_PROVIDED RECORDS_
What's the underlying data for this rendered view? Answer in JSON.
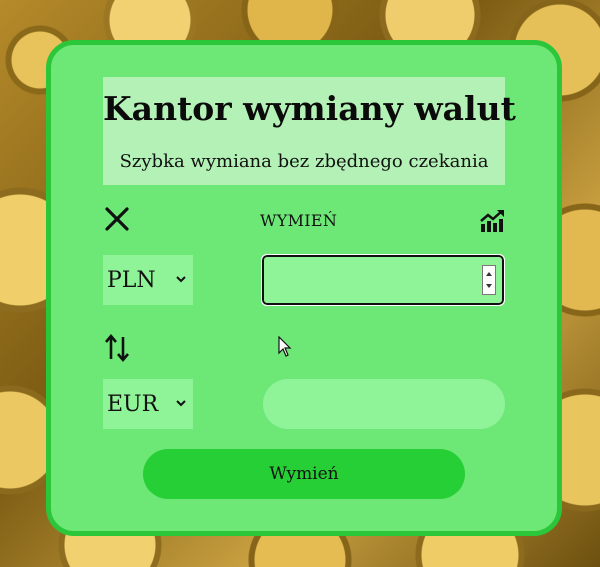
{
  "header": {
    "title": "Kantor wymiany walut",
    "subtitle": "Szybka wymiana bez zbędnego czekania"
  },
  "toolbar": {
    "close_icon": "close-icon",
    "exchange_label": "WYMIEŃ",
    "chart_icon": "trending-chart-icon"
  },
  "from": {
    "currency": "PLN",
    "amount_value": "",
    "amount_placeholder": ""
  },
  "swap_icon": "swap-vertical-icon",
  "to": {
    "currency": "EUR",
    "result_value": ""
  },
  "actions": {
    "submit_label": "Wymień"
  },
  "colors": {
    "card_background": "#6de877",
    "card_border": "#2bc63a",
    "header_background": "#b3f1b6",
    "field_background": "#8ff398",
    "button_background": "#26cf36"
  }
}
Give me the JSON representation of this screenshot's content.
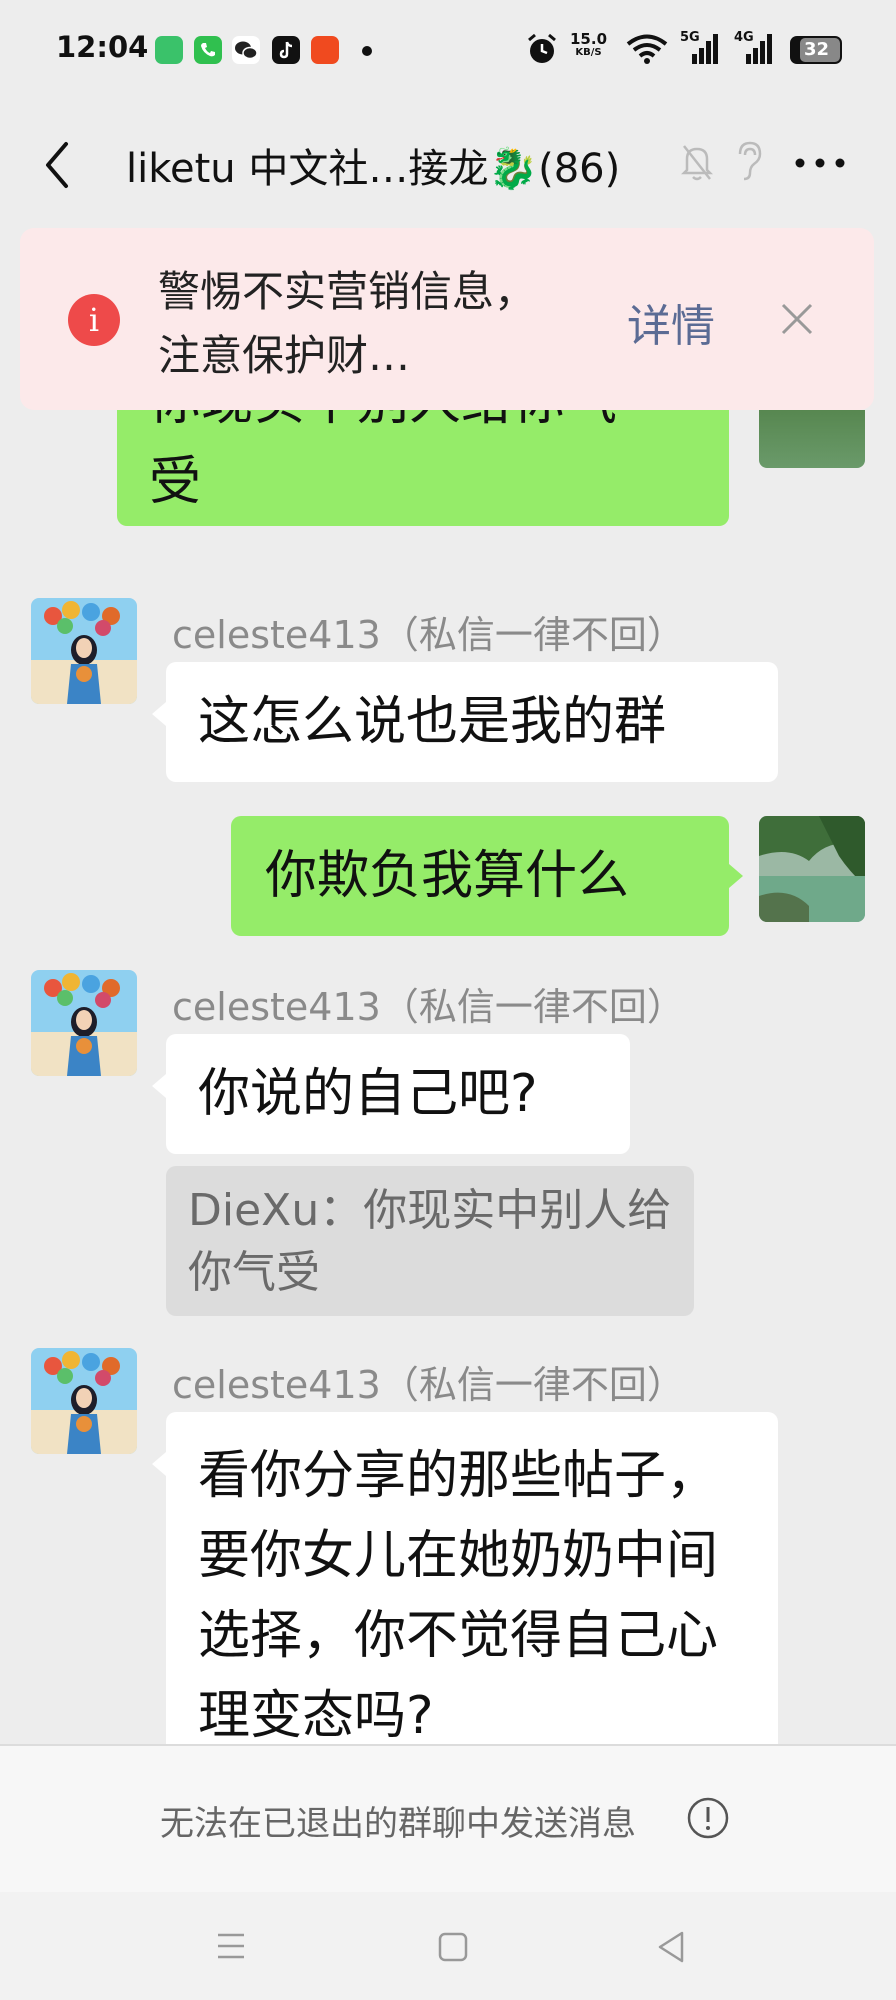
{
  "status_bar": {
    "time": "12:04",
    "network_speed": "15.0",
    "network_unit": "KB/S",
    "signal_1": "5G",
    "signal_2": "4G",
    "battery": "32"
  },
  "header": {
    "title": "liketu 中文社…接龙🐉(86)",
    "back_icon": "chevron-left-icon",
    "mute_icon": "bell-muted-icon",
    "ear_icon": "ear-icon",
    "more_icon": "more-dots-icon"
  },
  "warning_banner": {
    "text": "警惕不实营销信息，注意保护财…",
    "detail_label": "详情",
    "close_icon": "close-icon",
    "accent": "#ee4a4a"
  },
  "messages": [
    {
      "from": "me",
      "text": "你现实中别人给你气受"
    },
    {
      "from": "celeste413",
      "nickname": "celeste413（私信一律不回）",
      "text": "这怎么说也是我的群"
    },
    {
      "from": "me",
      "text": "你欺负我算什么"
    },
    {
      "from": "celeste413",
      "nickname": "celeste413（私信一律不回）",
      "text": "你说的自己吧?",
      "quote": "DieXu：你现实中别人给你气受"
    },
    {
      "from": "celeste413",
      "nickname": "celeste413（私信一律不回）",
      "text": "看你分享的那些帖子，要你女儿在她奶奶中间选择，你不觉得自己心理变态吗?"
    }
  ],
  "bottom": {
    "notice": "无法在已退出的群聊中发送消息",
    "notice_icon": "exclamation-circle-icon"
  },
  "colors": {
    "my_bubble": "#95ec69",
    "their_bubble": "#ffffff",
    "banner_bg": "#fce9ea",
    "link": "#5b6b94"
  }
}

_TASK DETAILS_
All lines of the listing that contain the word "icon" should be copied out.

_WRITTEN RESPONSE_
    "close_icon": "close-icon",
    "chart_icon": "trending-chart-icon"
  "swap_icon": "swap-vertical-icon",
    "back_icon": "chevron-left-icon",
    "mute_icon": "bell-muted-icon",
    "ear_icon": "ear-icon",
    "more_icon": "more-dots-icon"
    "close_icon": "close-icon",
    "notice_icon": "exclamation-circle-icon"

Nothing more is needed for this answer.